Their separate roads leading them to Nashville and the world of songwriting would prime them and shape their artistry in two completely different ways. Wilson, born and raised in Brooklyn, NY, was a touring background vocalist with mentor and friend, John Legend. “John was my biggest musical influence and introduced me to the world of songwriting. I used my tour salary to follow him to studios all over the country and that sparked my real growth as a creator,” Jessy states. Wilson contributed as vocalist and co-writer to some of Legend’s biggest hits, including “Save Room” and “Heaven Only Knows” alongside will.i.am and Kanye West. Additionally, her work on Ledisi and Fantasia Barrino’s albums would earn her two Grammy nominations and solidify her spot in the elite level of R&B songwriting. But in the midst of her success, Wilson found herself creatively boxed in. “I felt like I was writing the same song over and over again. Then I remembered a writing trip I had taken with John to Nashville. The songwriters there were writing about everything from dirt to divinity. I craved that freedom for myself, so I got in my car and made the 14-hour drive.”

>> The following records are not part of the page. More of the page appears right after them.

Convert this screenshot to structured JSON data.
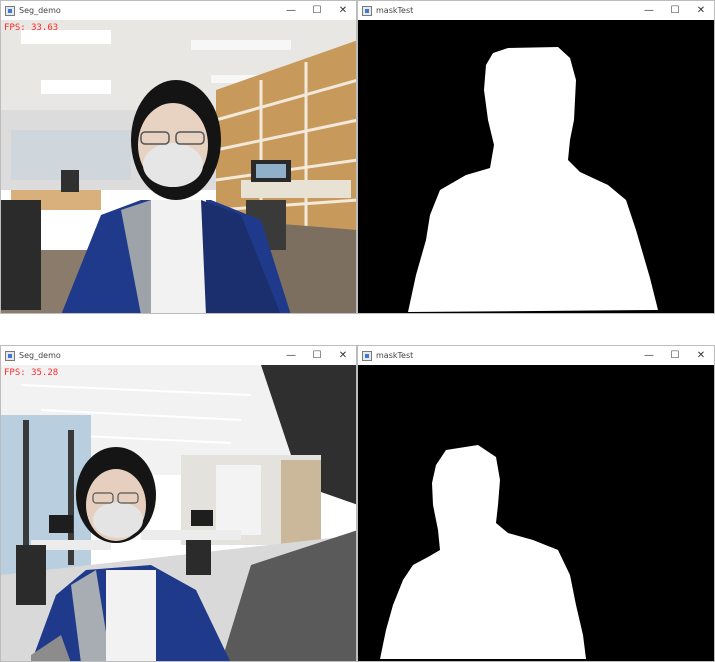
{
  "windows": [
    {
      "title": "Seg_demo",
      "fps": "FPS: 33.63"
    },
    {
      "title": "maskTest"
    },
    {
      "title": "Seg_demo",
      "fps": "FPS: 35.28"
    },
    {
      "title": "maskTest"
    }
  ],
  "controls": {
    "minimize": "—",
    "maximize": "☐",
    "close": "✕"
  },
  "icons": {
    "app": "app-window-icon"
  }
}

North on the other hand was living deep in the heart of the birthplace of America’s music, the Mississippi Delta. “I moved to the Delta after college and started my career as a photographer. I was extremely inspired by the Delta blues, the history of the land and the people that had come before. I have really carried that inspiration with me on this journey,” she notes. After being gifted a guitar, North began writing songs at her farm and felt the tug to pursue her newfound creative passion. “I was so consumed with writing, playing and singing music, and someone suggested I go to Nashville.”
When the two came together to make music, they discovered that they had two different ways of working. “Kallie was accustomed to writing alone, just her and a guitar, and I had spent so much time writing to tracks and beats,” says Jessy. “So we’ve really had to develop a style of our own together.” Pulling from their past experiences and landscapes, touching on women’s empowerment, sexuality, spirituality and race, North and Wilson have learned to stay open and write freely, embracing what they don’t know about each other’s backgrounds and influences. “One day I asked to see a picture of where Kallie was living in Mississippi and she showed me a black and white photograph of people being baptized in the Mississippi River, and that inspired us to write ‘Down by the Riverside.’ Later on I was wanting to play with some hip-hop phrasing, and we wrote ‘It Ain’t Easy.’ We just go with the flow. Whenever one of us is inspired by something, the other jumps on board and we try to put it down in song.”
Some might call their meeting destiny, but whatever it is the end result is a raw, soulfully impassioned album that paints a jaw-dropping picture which is sure to make music listeners worldwide ask that very question that brought the pair together. Who took that photo? The Muddy Magnolias did.